By Pastor Micah Gilmore
I loved watching Mr. Roger’s Neighborhood growing up. Every episode he’d let me know he wanted to be my neighbor--through song! It was awesome! He had this attitude about him that was warm and welcoming as he donned his comfy cardigan and laced up his house shoes.

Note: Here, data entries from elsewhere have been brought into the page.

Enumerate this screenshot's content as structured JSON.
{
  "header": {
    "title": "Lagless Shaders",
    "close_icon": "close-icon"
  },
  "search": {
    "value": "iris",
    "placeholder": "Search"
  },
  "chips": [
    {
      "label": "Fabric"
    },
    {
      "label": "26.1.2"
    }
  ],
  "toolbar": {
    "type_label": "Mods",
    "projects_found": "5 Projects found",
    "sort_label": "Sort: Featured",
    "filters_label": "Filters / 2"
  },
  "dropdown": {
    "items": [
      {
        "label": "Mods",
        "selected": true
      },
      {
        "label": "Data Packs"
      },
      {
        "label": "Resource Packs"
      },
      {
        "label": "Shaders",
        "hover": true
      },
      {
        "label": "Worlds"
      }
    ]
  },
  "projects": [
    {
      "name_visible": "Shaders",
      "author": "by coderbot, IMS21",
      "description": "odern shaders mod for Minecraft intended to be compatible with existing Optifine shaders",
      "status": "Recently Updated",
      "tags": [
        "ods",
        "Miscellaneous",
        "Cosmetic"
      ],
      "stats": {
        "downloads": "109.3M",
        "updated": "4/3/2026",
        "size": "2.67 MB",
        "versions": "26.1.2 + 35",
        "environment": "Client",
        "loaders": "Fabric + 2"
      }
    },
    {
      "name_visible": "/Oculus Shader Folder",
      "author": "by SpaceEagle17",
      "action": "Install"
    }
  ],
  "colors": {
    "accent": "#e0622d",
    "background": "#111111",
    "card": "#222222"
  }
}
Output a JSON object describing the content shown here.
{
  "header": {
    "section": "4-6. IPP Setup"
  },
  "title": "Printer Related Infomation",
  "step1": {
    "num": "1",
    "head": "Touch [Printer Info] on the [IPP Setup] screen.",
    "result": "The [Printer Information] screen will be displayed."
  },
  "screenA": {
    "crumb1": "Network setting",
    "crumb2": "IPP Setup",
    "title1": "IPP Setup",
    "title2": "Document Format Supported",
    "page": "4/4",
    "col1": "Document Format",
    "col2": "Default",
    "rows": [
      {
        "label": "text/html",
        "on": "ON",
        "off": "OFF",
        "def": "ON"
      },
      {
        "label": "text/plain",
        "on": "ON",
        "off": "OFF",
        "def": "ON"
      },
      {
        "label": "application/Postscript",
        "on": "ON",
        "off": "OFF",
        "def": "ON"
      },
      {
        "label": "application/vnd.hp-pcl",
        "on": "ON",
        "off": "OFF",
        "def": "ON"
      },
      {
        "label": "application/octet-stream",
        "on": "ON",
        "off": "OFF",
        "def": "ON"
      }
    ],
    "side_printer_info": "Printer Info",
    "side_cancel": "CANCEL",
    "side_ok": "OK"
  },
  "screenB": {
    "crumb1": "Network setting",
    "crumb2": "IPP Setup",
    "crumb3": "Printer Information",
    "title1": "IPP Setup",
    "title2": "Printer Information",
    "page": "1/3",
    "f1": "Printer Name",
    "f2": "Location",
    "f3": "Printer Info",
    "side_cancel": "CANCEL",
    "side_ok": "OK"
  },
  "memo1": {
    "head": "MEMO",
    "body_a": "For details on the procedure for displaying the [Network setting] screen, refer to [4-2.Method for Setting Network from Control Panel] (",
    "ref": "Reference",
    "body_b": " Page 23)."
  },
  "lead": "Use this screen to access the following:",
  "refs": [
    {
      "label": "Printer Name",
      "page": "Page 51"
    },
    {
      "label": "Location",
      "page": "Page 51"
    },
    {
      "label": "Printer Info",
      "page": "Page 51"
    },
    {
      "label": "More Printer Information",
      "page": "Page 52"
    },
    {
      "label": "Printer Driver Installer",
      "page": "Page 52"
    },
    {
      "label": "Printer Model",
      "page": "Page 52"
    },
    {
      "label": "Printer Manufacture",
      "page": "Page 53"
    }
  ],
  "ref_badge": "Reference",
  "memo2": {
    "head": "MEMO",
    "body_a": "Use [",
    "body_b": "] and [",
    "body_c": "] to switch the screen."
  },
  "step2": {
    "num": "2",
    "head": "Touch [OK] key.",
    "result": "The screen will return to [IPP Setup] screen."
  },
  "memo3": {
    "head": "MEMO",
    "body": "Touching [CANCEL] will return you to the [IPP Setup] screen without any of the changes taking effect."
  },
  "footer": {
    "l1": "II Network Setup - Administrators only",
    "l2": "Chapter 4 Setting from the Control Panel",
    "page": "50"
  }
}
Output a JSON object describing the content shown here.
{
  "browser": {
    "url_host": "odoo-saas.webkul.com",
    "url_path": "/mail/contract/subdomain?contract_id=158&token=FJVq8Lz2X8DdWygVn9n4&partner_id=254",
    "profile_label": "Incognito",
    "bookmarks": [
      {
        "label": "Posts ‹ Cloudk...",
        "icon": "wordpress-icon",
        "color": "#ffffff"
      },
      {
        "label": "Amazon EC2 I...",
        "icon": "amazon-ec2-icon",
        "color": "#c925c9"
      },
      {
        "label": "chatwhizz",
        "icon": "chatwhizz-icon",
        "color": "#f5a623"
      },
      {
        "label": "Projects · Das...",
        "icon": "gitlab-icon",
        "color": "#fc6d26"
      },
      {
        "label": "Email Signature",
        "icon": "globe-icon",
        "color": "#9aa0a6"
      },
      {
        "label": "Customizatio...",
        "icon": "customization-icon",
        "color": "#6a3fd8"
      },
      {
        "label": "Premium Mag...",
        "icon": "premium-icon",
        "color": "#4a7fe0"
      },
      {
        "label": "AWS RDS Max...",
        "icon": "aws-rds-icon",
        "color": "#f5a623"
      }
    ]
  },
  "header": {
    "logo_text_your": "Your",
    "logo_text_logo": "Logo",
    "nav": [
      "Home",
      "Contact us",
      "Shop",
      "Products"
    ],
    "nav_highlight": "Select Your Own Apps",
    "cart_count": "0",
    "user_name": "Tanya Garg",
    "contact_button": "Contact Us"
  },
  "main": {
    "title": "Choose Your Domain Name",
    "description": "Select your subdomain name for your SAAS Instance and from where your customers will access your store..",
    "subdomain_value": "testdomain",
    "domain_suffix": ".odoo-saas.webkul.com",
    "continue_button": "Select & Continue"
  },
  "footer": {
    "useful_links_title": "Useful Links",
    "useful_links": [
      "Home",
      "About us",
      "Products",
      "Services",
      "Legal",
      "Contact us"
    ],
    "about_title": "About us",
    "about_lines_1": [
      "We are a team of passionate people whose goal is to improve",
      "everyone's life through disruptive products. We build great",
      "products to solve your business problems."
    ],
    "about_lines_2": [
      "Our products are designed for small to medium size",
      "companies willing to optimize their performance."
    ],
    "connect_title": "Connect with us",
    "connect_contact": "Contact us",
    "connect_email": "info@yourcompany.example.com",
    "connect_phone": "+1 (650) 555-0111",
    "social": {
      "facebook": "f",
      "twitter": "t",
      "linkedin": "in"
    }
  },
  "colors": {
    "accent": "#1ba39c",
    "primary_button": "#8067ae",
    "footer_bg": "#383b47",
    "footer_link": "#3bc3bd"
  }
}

Did you know when Jesus talked about loving our neighbors, there were people trying to figure out who qualified as a neighbor? In fact, in Luke 10, verse 29, an expert in the law asks him that exact question, “And who is my neighbor?” Jesus answers the question through the very familiar parable of the Good Samaritan. If you get the chance, read through it because I think the way Jesus ends is sometimes glossed over. Yes, Jesus uses the Samaritan, a person that would be despised by the Jews due to the cultural history, but what I find just as fascinating is the question that Jesus ends with. Jesus asks in verse 36, “Which of these three do you think was a neighbor to the man who fell into the hands of robbers?” In other words, maybe the question isn’t, “who is my neighbor?” the real question is, “Are you willing to be a neighbor? Regardless of who it is?” Because in this story, we see an example of what it looks like to be a neighbor. One of the things I’ve realized that keeps us from being neighbors is assumptions. Are there people around you (whether it’s family, at work, in your neighborhood, in class, even at church) that you are making assumptions about that lead to drawing negative conclusions and ultimately keep you from neighboring? What if we made the effort to actually get over these assumptions, befriended these people, and realized that they weren’t like what we assumed? If I gave you the opportunity to practice this, would you take it? Because I’m giving you one! November 22nd is our Thanksgiving Celebration where we invite the families of Don Julian Elementary School to share a Thanksgiving meal with us. I want to invite you to come, sit at a table, eat, and spend time with the families. Contact me, Pastor Victor, or Sandy Tanaka about it. Come be a neighbor to our neighbors. I know you may have assumptions. Get rid of them. Won’t you be a neighbor?